Source data:
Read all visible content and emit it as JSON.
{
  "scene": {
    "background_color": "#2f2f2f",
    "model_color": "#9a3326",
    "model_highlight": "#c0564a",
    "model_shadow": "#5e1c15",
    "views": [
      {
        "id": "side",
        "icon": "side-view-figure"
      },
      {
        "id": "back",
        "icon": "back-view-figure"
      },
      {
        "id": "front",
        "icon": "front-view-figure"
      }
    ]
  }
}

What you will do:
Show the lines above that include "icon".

Solution:
        "icon": "side-view-figure"
        "icon": "back-view-figure"
        "icon": "front-view-figure"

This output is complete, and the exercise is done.